Fowlmere RSPB Reserve near Cambridge

http://www.rspb.org.uk/reserves/guide/f/fowlmere/index.asp

Fowlmere RSPB Reserve near Cambridge
Peter Antram

Fowlmere is an RSPB Reserve near Cambridge. An isolated fen of some 86 acres situated within arable farmland, it comprises reedbeds and pools fed by spring water including a crystal clear chalk stream which runs through the reserve. The reserve also has areas of scrub and woodland giving it a wide range of habitat.

The surrounding arable fields are home to skylark which can be heard high in the sky. Listen out also for yellowhammer and corn bunting which may be perched on the telephone wires.
The reserve is home to a number of warbler species and is excellent for learning not just the different plumages but also the songs and calls.

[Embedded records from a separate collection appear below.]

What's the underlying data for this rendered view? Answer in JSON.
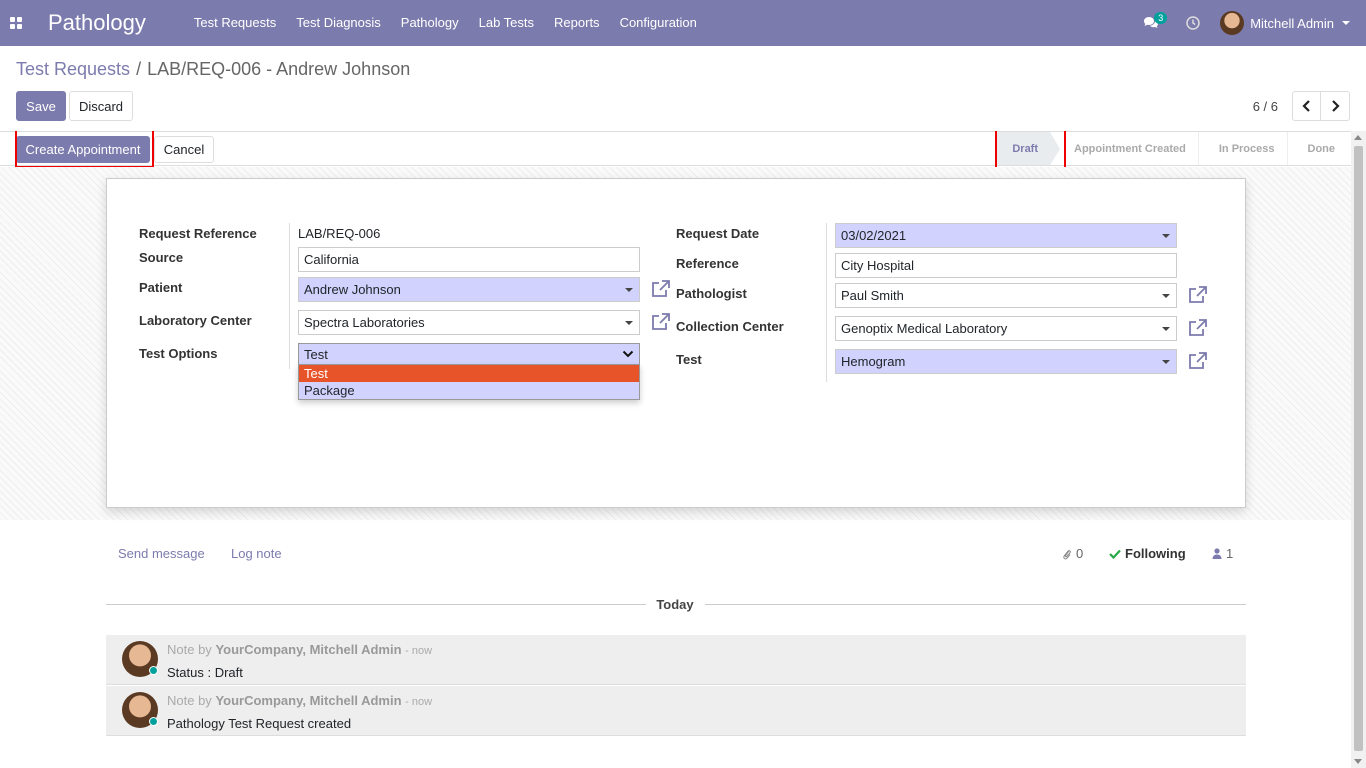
{
  "navbar": {
    "app_title": "Pathology",
    "menu": [
      "Test Requests",
      "Test Diagnosis",
      "Pathology",
      "Lab Tests",
      "Reports",
      "Configuration"
    ],
    "chat_count": "3",
    "user_name": "Mitchell Admin",
    "color": "#7c7bad"
  },
  "breadcrumb": {
    "parent": "Test Requests",
    "separator": "/",
    "current": "LAB/REQ-006 - Andrew Johnson"
  },
  "actions": {
    "save": "Save",
    "discard": "Discard"
  },
  "pager": {
    "value": "6 / 6"
  },
  "statusbar": {
    "create_appointment": "Create Appointment",
    "cancel": "Cancel",
    "stages": [
      "Draft",
      "Appointment Created",
      "In Process",
      "Done"
    ],
    "active_stage": "Draft"
  },
  "form": {
    "left": {
      "request_reference_label": "Request Reference",
      "request_reference_value": "LAB/REQ-006",
      "source_label": "Source",
      "source_value": "California",
      "patient_label": "Patient",
      "patient_value": "Andrew Johnson",
      "lab_center_label": "Laboratory Center",
      "lab_center_value": "Spectra Laboratories",
      "test_options_label": "Test Options",
      "test_options_value": "Test",
      "test_options_choices": [
        "Test",
        "Package"
      ]
    },
    "right": {
      "request_date_label": "Request Date",
      "request_date_value": "03/02/2021",
      "reference_label": "Reference",
      "reference_value": "City Hospital",
      "pathologist_label": "Pathologist",
      "pathologist_value": "Paul Smith",
      "collection_center_label": "Collection Center",
      "collection_center_value": "Genoptix Medical Laboratory",
      "test_label": "Test",
      "test_value": "Hemogram"
    }
  },
  "chatter": {
    "send_message": "Send message",
    "log_note": "Log note",
    "attachments": "0",
    "following": "Following",
    "followers": "1",
    "today": "Today",
    "messages": [
      {
        "prefix": "Note by",
        "author": "YourCompany, Mitchell Admin",
        "time": "- now",
        "body": "Status : Draft"
      },
      {
        "prefix": "Note by",
        "author": "YourCompany, Mitchell Admin",
        "time": "- now",
        "body": "Pathology Test Request created"
      }
    ]
  }
}
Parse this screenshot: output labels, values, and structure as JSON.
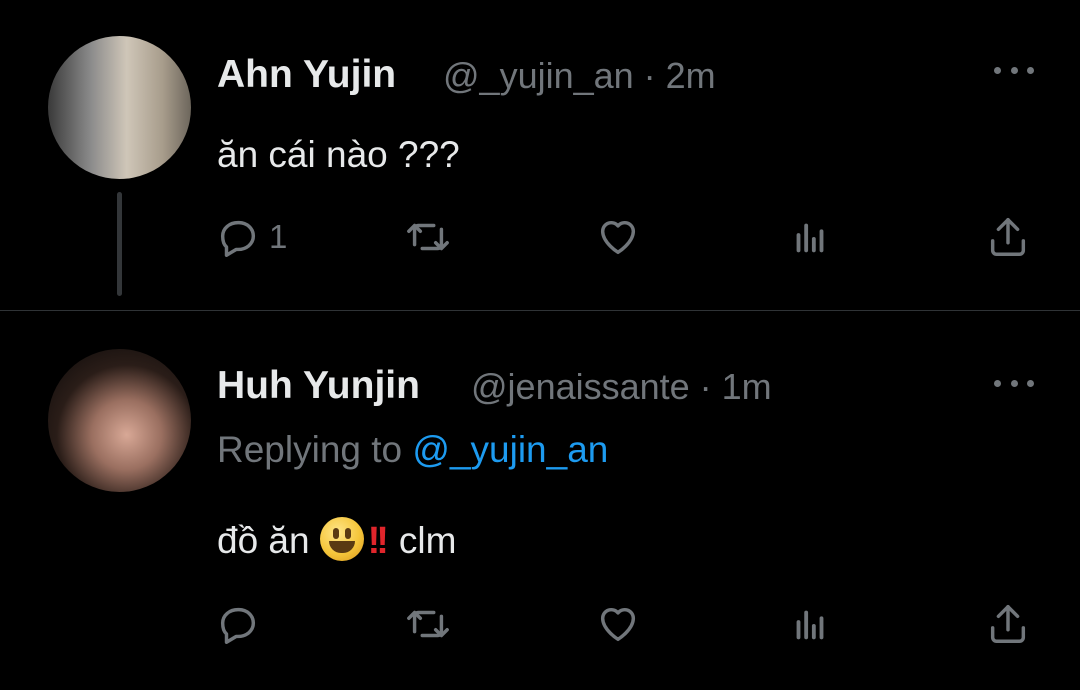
{
  "tweets": [
    {
      "name": "Ahn Yujin",
      "meta": "@_yujin_an · 2m",
      "text": "ăn cái nào ???",
      "reply_count": "1"
    },
    {
      "name": "Huh Yunjin",
      "meta": "@jenaissante · 1m",
      "reply_prefix": "Replying to",
      "reply_handle": "@_yujin_an",
      "text_before": "đồ ăn",
      "text_after": "clm",
      "reply_count": ""
    }
  ],
  "colors": {
    "background": "#000000",
    "text": "#e7e9ea",
    "muted": "#71767b",
    "link": "#1d9bf0",
    "divider": "#2f3336"
  },
  "icons": [
    "reply-icon",
    "retweet-icon",
    "like-icon",
    "views-icon",
    "share-icon",
    "more-icon"
  ]
}
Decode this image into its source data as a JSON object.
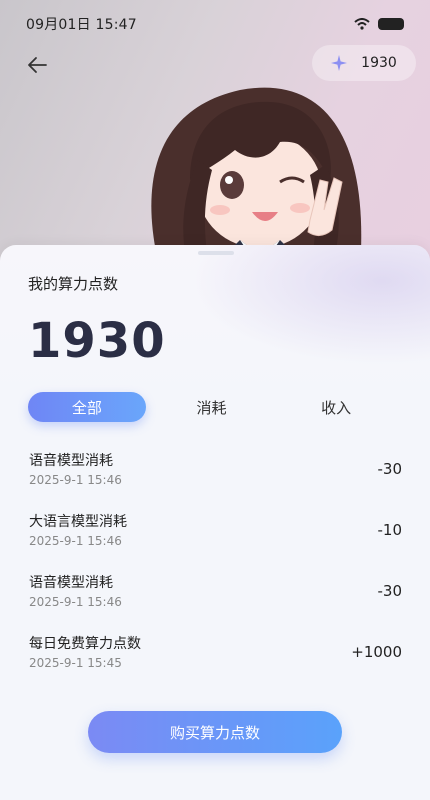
{
  "status_bar": {
    "time": "09月01日  15:47"
  },
  "header": {
    "points": "1930"
  },
  "card": {
    "title": "我的算力点数",
    "total": "1930",
    "tabs": [
      {
        "label": "全部",
        "active": true
      },
      {
        "label": "消耗",
        "active": false
      },
      {
        "label": "收入",
        "active": false
      }
    ],
    "records": [
      {
        "title": "语音模型消耗",
        "time": "2025-9-1 15:46",
        "amount": "-30"
      },
      {
        "title": "大语言模型消耗",
        "time": "2025-9-1 15:46",
        "amount": "-10"
      },
      {
        "title": "语音模型消耗",
        "time": "2025-9-1 15:46",
        "amount": "-30"
      },
      {
        "title": "每日免费算力点数",
        "time": "2025-9-1 15:45",
        "amount": "+1000"
      }
    ],
    "buy_label": "购买算力点数"
  },
  "colors": {
    "accent_start": "#6f86f5",
    "accent_end": "#5aa2fb",
    "number": "#2b2e45"
  }
}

In the reedbeds the rather secretive reed warblers breed, their rather monotonous dreary call betraying their presence. But look out for this very plain reddish brown bird with the pale throat creeping up and down the red stems. The noisy sedge warbler chatters away as it rises into the air and parachutes down in a characteristic display flight. Look out for the distinctive cream supercilium. Chiffchaff and willow warblers are both present and are best distinguished by their calls and song. Common whitethroat is another warbler usually found in the scrubby areas with brambles. Listen out for the scratchy song and watch the tops of the brambles. Blackcap and garden warbler are two which look very different but sound quite similar, although for me the blackcap has a much more melodious song. Look out for them in the scrubby areas.

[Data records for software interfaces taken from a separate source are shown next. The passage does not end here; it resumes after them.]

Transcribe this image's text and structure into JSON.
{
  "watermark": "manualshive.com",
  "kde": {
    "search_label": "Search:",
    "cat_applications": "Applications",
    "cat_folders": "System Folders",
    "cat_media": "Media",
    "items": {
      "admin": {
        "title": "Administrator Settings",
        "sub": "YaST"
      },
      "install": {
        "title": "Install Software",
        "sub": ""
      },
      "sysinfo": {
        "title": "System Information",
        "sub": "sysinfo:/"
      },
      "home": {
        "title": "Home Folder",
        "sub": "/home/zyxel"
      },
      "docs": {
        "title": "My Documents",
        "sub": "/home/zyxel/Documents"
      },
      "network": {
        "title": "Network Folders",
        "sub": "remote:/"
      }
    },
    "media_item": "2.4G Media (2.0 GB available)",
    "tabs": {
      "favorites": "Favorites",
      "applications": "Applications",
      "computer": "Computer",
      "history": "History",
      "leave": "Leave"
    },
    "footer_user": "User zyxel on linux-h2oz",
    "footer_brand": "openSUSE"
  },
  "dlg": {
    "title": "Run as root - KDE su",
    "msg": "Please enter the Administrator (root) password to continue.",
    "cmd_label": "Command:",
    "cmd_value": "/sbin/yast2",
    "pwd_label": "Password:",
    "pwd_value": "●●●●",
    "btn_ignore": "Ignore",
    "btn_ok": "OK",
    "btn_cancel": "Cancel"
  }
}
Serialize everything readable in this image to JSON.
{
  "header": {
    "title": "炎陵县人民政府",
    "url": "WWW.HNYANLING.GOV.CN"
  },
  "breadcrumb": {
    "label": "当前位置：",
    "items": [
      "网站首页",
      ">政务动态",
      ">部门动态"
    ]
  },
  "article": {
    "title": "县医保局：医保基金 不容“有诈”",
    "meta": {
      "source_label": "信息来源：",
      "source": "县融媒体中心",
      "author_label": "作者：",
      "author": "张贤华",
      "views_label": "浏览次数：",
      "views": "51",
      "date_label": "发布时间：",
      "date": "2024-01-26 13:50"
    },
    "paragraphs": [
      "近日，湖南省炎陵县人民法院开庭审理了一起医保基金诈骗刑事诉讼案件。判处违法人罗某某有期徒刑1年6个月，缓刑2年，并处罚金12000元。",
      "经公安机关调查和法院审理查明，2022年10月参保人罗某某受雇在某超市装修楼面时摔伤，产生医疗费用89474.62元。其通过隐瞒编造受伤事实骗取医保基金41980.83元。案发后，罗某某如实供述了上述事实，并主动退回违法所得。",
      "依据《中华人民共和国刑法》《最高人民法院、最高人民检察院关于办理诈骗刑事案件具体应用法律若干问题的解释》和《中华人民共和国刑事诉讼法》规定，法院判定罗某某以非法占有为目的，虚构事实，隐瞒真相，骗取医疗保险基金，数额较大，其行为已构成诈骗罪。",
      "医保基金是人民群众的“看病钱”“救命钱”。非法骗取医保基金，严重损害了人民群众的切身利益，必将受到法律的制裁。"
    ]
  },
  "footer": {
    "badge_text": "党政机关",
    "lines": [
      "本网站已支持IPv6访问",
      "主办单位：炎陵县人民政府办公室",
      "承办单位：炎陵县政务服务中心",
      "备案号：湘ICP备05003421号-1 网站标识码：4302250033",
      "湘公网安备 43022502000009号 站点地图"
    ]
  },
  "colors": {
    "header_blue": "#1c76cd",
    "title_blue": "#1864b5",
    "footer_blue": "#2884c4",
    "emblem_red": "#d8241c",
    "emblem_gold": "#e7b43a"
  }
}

The raised hide which looks over the reedbed is a good place to stop and look. Cuckoos are frequently seen, seeking out the nests of reed warblers. And the purring telephone-like call of the turtle dove drifts over the reedbed from the surrounding trees. Look out also for a dashing hobby as it hunts hirundine or dragonflies over the reedbeds where kestrel may also hunt. Kingfisher may be seen as the sun catches that iridescent blue as it crosses the open water.
Little grebe, coot and moorhen all nest around the lagoon edges and water rail have been seen feeding their young. Fowlmere is a wonderful reserve to visit to enjoy some of our best flora and fauna. Not just the birds but grass snake, stoat and water shrews also have been seen on previous visits.

Copyright Fred Twilley 2002

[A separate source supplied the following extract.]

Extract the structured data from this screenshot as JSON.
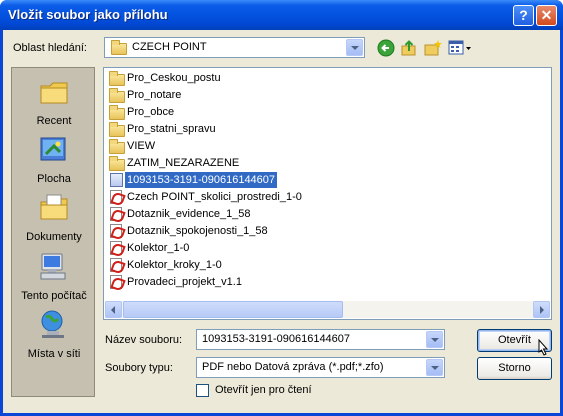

Sightings from previous visits at various times of the year.
Teal, wigeon, shoveller, gadwall, mallard, tufted duck, pochard, coot, moorhen, water rail, little grebe, great crested grebe, mute swan, Canada goose, barnacle goose, kingfisher, common tern, siskin, redpoll, goldfinch, green finch, chaffinch, bullfinch, goldcrest, chiffchaff, willow warbler, blackcap, garden warbler, whitethroat, lesser whitethroat, nightingale, song thrush, mistle thrush, redwing, fieldfare, long-eared owl, bittern, smew, grey heron, cormorant, cuckoo, kestrel, sparrowhawk, great spotted woodpecker, lesser spotted woodpecker, green woodpecker, tree creeper, long-tailed, blue and great tits, robin.